While you use the X Button as your main attack button, there are times when you'll have context sensitive options that can be activated with the Triangle button. Often these are just attacks that can be keyed off during combat, while other times, they can be used to do combo attacks with the characters you join up during visiting each levels.

Along with basic combat and magic, Sora and pals also have access to summons, including Stitch, Peter Pan and Chicken Little. And, then there's Drives, where Sora merges with either one or both of his allies to do all sorts of major damage. To pull one of these off, you have to fill your Drive gauge. Once you do, just select the Drive and Sora will merge with either Donald, Goofy or both. At this time, you start emptying the gauge, all the while performing all sorts of high-speed damage.

As Sora, Donald and Goofy defeat bosses and level up, you'll gain more AP and access to new abilities. In the menu, you can equip these skills (each which costs a certain amount of AP) on Sora. The abilities for Donald, Goofy and any additional allies you come across can likewise be equipped and even set for the frequency of use.

One of the nicer aspects of Kingdom Hearts II is how the scenarios have been planned out. The first time around, most of the worlds play out closely to the original content, but when you revisit, things feel more unique and open. Also, a lot of mini-games are thrown in to keep things lively. And, then there's the fact that the game is packed with boss fights, many of which are both a blast to fight and even a bit of a challenge.

Visually, Kingdom Hearts II excels in both technical and stylistic terms. The levels are often massive with a lot of detail and a number of things going on. But rather than packing the levels with excessive realistic detail, each location is patterned after the movie they came from. The colors are often bright and the designs find a nice midground between Disney and Square-Enix. Each region has a well-executed style that permeates everything from the menu to the treasure chests to the monsters. The character designs are nicely executed and the animation is finely developed. On a technical standpoint, the large levels often feature a lot of NPCs and enemies on screen at any given time with little to no slowdown.

Since a huge portion of the story is told through voice-acted cutscenes, the voicework had to be pretty good. For the most part, it is. Many of the Disney voices are either from the original voice actors or from people who can pull off the voices to near perfection. Other, like the voices from Jack Sparrow and Barbossa, don't sound much like the original. The voice work for the Square-Enix characters is decent enough. Osment as Sora does pretty well, as are most of the main story characters. Where things get bit iffy is in the stiff voicework for Aeris, Yuffie and Cid. The soundtrack is well done and features a lot of familiar themes. Each world has the same music and sounds found in the original content. For fans of the originals, you'll certainly enjoy the familiar themes.

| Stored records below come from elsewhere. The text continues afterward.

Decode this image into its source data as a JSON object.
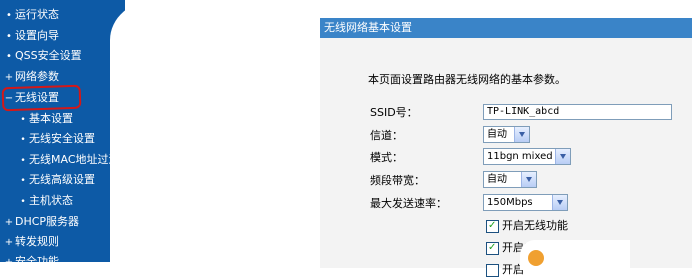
{
  "sidebar": {
    "items": [
      {
        "label": "运行状态",
        "mark": "•"
      },
      {
        "label": "设置向导",
        "mark": "•"
      },
      {
        "label": "QSS安全设置",
        "mark": "•"
      },
      {
        "label": "网络参数",
        "mark": "+"
      },
      {
        "label": "无线设置",
        "mark": "−"
      },
      {
        "label": "基本设置",
        "mark": "•"
      },
      {
        "label": "无线安全设置",
        "mark": "•"
      },
      {
        "label": "无线MAC地址过滤",
        "mark": "•"
      },
      {
        "label": "无线高级设置",
        "mark": "•"
      },
      {
        "label": "主机状态",
        "mark": "•"
      },
      {
        "label": "DHCP服务器",
        "mark": "+"
      },
      {
        "label": "转发规则",
        "mark": "+"
      },
      {
        "label": "安全功能",
        "mark": "+"
      }
    ]
  },
  "panel": {
    "title": "无线网络基本设置",
    "description": "本页面设置路由器无线网络的基本参数。",
    "ssid": {
      "label": "SSID号：",
      "value": "TP-LINK_abcd"
    },
    "channel": {
      "label": "信道：",
      "value": "自动"
    },
    "mode": {
      "label": "模式：",
      "value": "11bgn mixed"
    },
    "bandwidth": {
      "label": "频段带宽：",
      "value": "自动"
    },
    "max_rate": {
      "label": "最大发送速率：",
      "value": "150Mbps"
    },
    "checkboxes": [
      {
        "label": "开启无线功能",
        "checked": true
      },
      {
        "label": "开启SSID广播",
        "checked": true
      },
      {
        "label": "开启",
        "checked": false
      }
    ]
  },
  "colors": {
    "sidebar_bg": "#0d5aa6",
    "header_bg": "#3a84c8",
    "highlight": "#d31818"
  }
}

There certainly is a lot to enjoy here, but I would have to wonder how much deeper the game could have been if not for being on such a short leash. Many of the stages are heavy on story and short on combat, especially early on. Further into the game, this gets better as more areas are open to you, but you'll have to work through 10-15 hours before you start to feel a little freedom.

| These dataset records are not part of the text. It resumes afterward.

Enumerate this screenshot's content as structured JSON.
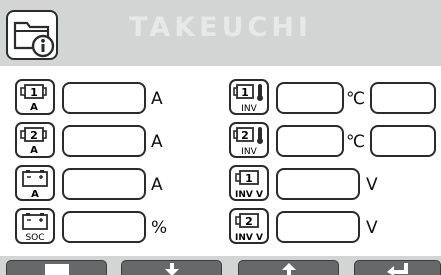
{
  "header": {
    "brand": "TAKEUCHI",
    "info_icon": "folder-info-icon"
  },
  "left_column": [
    {
      "icon": "motor-1-icon",
      "icon_label": "A",
      "badge": "1",
      "unit": "A"
    },
    {
      "icon": "motor-2-icon",
      "icon_label": "A",
      "badge": "2",
      "unit": "A"
    },
    {
      "icon": "battery-current-icon",
      "icon_label": "A",
      "unit": "A"
    },
    {
      "icon": "battery-soc-icon",
      "icon_label": "SOC",
      "unit": "%"
    }
  ],
  "right_column": [
    {
      "icon": "inverter-1-temp-icon",
      "icon_label": "INV",
      "badge": "1",
      "unit": "℃"
    },
    {
      "icon": "inverter-2-temp-icon",
      "icon_label": "INV",
      "badge": "2",
      "unit": "℃"
    },
    {
      "icon": "inverter-1-voltage-icon",
      "icon_label": "INV V",
      "badge": "1",
      "unit": "V"
    },
    {
      "icon": "inverter-2-voltage-icon",
      "icon_label": "INV V",
      "badge": "2",
      "unit": "V"
    }
  ],
  "softkeys": [
    {
      "name": "screen-icon"
    },
    {
      "name": "arrow-down-icon"
    },
    {
      "name": "arrow-up-icon"
    },
    {
      "name": "enter-icon"
    }
  ],
  "colors": {
    "header_bg": "#d3d4d4",
    "softkey_bg": "#66686a",
    "border": "#2b2b2b"
  }
}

If you loved the first game and enjoy a story-heavy action roleplaying game, then Kingdom Hearts II is a must-buy. Of course, if you haven't played the first KH or even Chain of Memories, then you may find the story a bit much to swallow, especially when it comes at you as such a healthy portion of the game so early on. Still, Kingdom Hearts II does well to show that the PS2 still has some life in it.

- - Kinderfeld

ILS is not affiliated with, endorsed by or related to any of the products, companies, artists or parties legally responsible for the items referred to on this website. No copyright infringement is intended.
Game Shots